Notes:

  1. For example: J B Bury, The idea of progress: an inquiry into its origin and growth, Macmillan, London, 1920; Sidney Pollard, The idea of progress: history and society, CA Watts & Co, London, 1968; John Baillie, The belief in progress, Oxford University Press, London, 1950.
  2. For example: Clive Hamilton, and Richard Denniss, Tracking well-being in Australia: the Genuine Progress Indicator 2000, Discussion paper no. 35, Australia Institute, Canberra, 2000; Richard Eckersley (ed.), Measuring progress: is life getting better, CSIRO Publishing, Melbourne, 1998.
  3. Bury, The idea of progress, p. 5.
  4. For more on the role of evolutionary thought in the idea of progress, see Peter Bowler, The invention of progress: the Victorians and the past, Basil Blackwell, Oxford, 1989.
  5. Stephen Kern, The culture of time and space, 1880-1918, Harvard University Press, Cambridge, Mass, 1983.
  6. Lyotard famously defined postmodernism as an ‘incredulity towards metanarratives’, of which the modern belief in progress is a prime example, see: Jean Francois Lyotard, The postmodern condition: a report on knowledge, University of Minnesota Press, Minneapolis, 1984.
  7. William Lines, Taming the great south land: a history of the conquest of nature in Australia, Allen & Unwin, Sydney, 1991.
  8. Michael Roe, Nine Australian progressives: vitalism in bourgeois social thought, 1890-1960, University of Queensland Press, St. Lucia, 1984.
  9. Lenore Layman, ‘Development ideology in Western Australia’, Historical Studies, vol. 20, no. 79, 1982, pp. 234-60. See also: Lenore Layman, ‘Development’, in Graeme Davison, John Hirst and Stuart Macintyre (eds), The Oxford Companion to Australian History, Oxford University Press, Melbourne, 1998, pp. 184-6; P Loveday, ‘Liberals and the idea of development’, Australian Journal of Politics and History, vol. 23, no. 2, 1977, pp. 219-226.
  10. Judith Brett, Robert Menzies’ forgotten people, Sun, Sydney, 1993.
  11. ibid., p. 26.
  12. John Murphy, Imagining the fifties: private sentiment and political culture in Menzies’ Australia, UNSW Press, Sydney, 2000.
  13. ibid., p. 5.
  14. For an examination of the supposed monolithic character of modernity, see Bernard Yack, The fetishism of modernities: epochal self-consciousness in contemporary social and political thought, University of Notre Dame Press, Notre Dame, Indiana, 1997.
  15. Geoffrey Blainey, This land is all horizons: Australian fears and visions, 2001 Boyer Lectures ABC Books, Sydney, 2001, ch. 1.
  16. Graeme Davison, The unforgiving minute: how Australia learned to tell the time, Oxford University Press, Melbourne, 1993, p. 2.
  17. Samuel L Macey, Patriarchs of time: dualism in Saturn-Cronos, Father Time, the Watchmaker God, and Father Christmas, University of Georgia Press, Athens, Georgia, 1987, ch 4.
  18. Quoted in Jonathon Boyarin, ‘Space, time, and the politics of memory’, in Jonathon Boyarin (ed.), Remapping memory: the politics of timespace, University of Minnesota Press, Minneapolis, p. 1.
  19. Deborah Rose, ‘The Year Zero and the North Australian frontier’, in Deborah Rose and Anne Clarke (eds), Tracking knowledge in North Australian landscapes, NARU, Darwin, 1997, p. 27.
  20. Andrew Ross, Strange weather: culture, science and technology in the age of limits, Verso, London, 1991, p. 232.
  21. ibid.

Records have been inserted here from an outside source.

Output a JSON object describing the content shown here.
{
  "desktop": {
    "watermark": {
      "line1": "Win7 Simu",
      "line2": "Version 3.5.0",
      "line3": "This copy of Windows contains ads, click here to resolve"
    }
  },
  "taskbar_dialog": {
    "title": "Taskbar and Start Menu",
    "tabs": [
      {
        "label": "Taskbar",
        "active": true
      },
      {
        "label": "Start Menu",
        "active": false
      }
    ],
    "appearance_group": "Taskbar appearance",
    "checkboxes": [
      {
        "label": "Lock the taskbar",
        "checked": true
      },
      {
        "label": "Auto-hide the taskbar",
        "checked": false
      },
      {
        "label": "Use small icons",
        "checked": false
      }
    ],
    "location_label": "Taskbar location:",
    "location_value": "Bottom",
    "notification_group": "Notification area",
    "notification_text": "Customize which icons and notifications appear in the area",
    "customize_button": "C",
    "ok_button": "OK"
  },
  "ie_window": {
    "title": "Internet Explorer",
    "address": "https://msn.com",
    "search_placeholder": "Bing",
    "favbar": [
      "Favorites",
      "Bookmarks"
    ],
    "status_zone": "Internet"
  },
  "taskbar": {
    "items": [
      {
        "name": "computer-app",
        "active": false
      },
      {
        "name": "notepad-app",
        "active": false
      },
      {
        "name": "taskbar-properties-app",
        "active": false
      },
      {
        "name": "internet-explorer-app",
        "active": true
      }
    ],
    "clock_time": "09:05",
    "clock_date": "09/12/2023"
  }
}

Creative Commons License
This work, unless otherwise expressly stated, is licensed under a Creative Commons Attribution 3.0 Unported License.

Leave a Reply

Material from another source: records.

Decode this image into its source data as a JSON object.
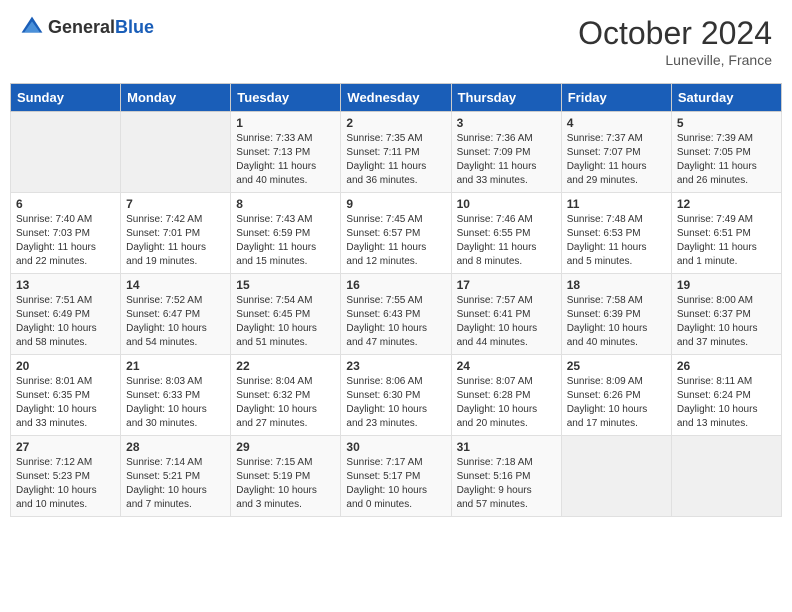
{
  "header": {
    "logo_general": "General",
    "logo_blue": "Blue",
    "month": "October 2024",
    "location": "Luneville, France"
  },
  "days_of_week": [
    "Sunday",
    "Monday",
    "Tuesday",
    "Wednesday",
    "Thursday",
    "Friday",
    "Saturday"
  ],
  "weeks": [
    [
      {
        "day": "",
        "info": ""
      },
      {
        "day": "",
        "info": ""
      },
      {
        "day": "1",
        "info": "Sunrise: 7:33 AM\nSunset: 7:13 PM\nDaylight: 11 hours\nand 40 minutes."
      },
      {
        "day": "2",
        "info": "Sunrise: 7:35 AM\nSunset: 7:11 PM\nDaylight: 11 hours\nand 36 minutes."
      },
      {
        "day": "3",
        "info": "Sunrise: 7:36 AM\nSunset: 7:09 PM\nDaylight: 11 hours\nand 33 minutes."
      },
      {
        "day": "4",
        "info": "Sunrise: 7:37 AM\nSunset: 7:07 PM\nDaylight: 11 hours\nand 29 minutes."
      },
      {
        "day": "5",
        "info": "Sunrise: 7:39 AM\nSunset: 7:05 PM\nDaylight: 11 hours\nand 26 minutes."
      }
    ],
    [
      {
        "day": "6",
        "info": "Sunrise: 7:40 AM\nSunset: 7:03 PM\nDaylight: 11 hours\nand 22 minutes."
      },
      {
        "day": "7",
        "info": "Sunrise: 7:42 AM\nSunset: 7:01 PM\nDaylight: 11 hours\nand 19 minutes."
      },
      {
        "day": "8",
        "info": "Sunrise: 7:43 AM\nSunset: 6:59 PM\nDaylight: 11 hours\nand 15 minutes."
      },
      {
        "day": "9",
        "info": "Sunrise: 7:45 AM\nSunset: 6:57 PM\nDaylight: 11 hours\nand 12 minutes."
      },
      {
        "day": "10",
        "info": "Sunrise: 7:46 AM\nSunset: 6:55 PM\nDaylight: 11 hours\nand 8 minutes."
      },
      {
        "day": "11",
        "info": "Sunrise: 7:48 AM\nSunset: 6:53 PM\nDaylight: 11 hours\nand 5 minutes."
      },
      {
        "day": "12",
        "info": "Sunrise: 7:49 AM\nSunset: 6:51 PM\nDaylight: 11 hours\nand 1 minute."
      }
    ],
    [
      {
        "day": "13",
        "info": "Sunrise: 7:51 AM\nSunset: 6:49 PM\nDaylight: 10 hours\nand 58 minutes."
      },
      {
        "day": "14",
        "info": "Sunrise: 7:52 AM\nSunset: 6:47 PM\nDaylight: 10 hours\nand 54 minutes."
      },
      {
        "day": "15",
        "info": "Sunrise: 7:54 AM\nSunset: 6:45 PM\nDaylight: 10 hours\nand 51 minutes."
      },
      {
        "day": "16",
        "info": "Sunrise: 7:55 AM\nSunset: 6:43 PM\nDaylight: 10 hours\nand 47 minutes."
      },
      {
        "day": "17",
        "info": "Sunrise: 7:57 AM\nSunset: 6:41 PM\nDaylight: 10 hours\nand 44 minutes."
      },
      {
        "day": "18",
        "info": "Sunrise: 7:58 AM\nSunset: 6:39 PM\nDaylight: 10 hours\nand 40 minutes."
      },
      {
        "day": "19",
        "info": "Sunrise: 8:00 AM\nSunset: 6:37 PM\nDaylight: 10 hours\nand 37 minutes."
      }
    ],
    [
      {
        "day": "20",
        "info": "Sunrise: 8:01 AM\nSunset: 6:35 PM\nDaylight: 10 hours\nand 33 minutes."
      },
      {
        "day": "21",
        "info": "Sunrise: 8:03 AM\nSunset: 6:33 PM\nDaylight: 10 hours\nand 30 minutes."
      },
      {
        "day": "22",
        "info": "Sunrise: 8:04 AM\nSunset: 6:32 PM\nDaylight: 10 hours\nand 27 minutes."
      },
      {
        "day": "23",
        "info": "Sunrise: 8:06 AM\nSunset: 6:30 PM\nDaylight: 10 hours\nand 23 minutes."
      },
      {
        "day": "24",
        "info": "Sunrise: 8:07 AM\nSunset: 6:28 PM\nDaylight: 10 hours\nand 20 minutes."
      },
      {
        "day": "25",
        "info": "Sunrise: 8:09 AM\nSunset: 6:26 PM\nDaylight: 10 hours\nand 17 minutes."
      },
      {
        "day": "26",
        "info": "Sunrise: 8:11 AM\nSunset: 6:24 PM\nDaylight: 10 hours\nand 13 minutes."
      }
    ],
    [
      {
        "day": "27",
        "info": "Sunrise: 7:12 AM\nSunset: 5:23 PM\nDaylight: 10 hours\nand 10 minutes."
      },
      {
        "day": "28",
        "info": "Sunrise: 7:14 AM\nSunset: 5:21 PM\nDaylight: 10 hours\nand 7 minutes."
      },
      {
        "day": "29",
        "info": "Sunrise: 7:15 AM\nSunset: 5:19 PM\nDaylight: 10 hours\nand 3 minutes."
      },
      {
        "day": "30",
        "info": "Sunrise: 7:17 AM\nSunset: 5:17 PM\nDaylight: 10 hours\nand 0 minutes."
      },
      {
        "day": "31",
        "info": "Sunrise: 7:18 AM\nSunset: 5:16 PM\nDaylight: 9 hours\nand 57 minutes."
      },
      {
        "day": "",
        "info": ""
      },
      {
        "day": "",
        "info": ""
      }
    ]
  ]
}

Your email address will not be published. Required fields are marked *

You may use these HTML tags and attributes: <a href="" title=""> <abbr title=""> <acronym title=""> <b> <blockquote cite=""> <cite> <code> <del datetime=""> <em> <i> <q cite=""> <strike> <strong>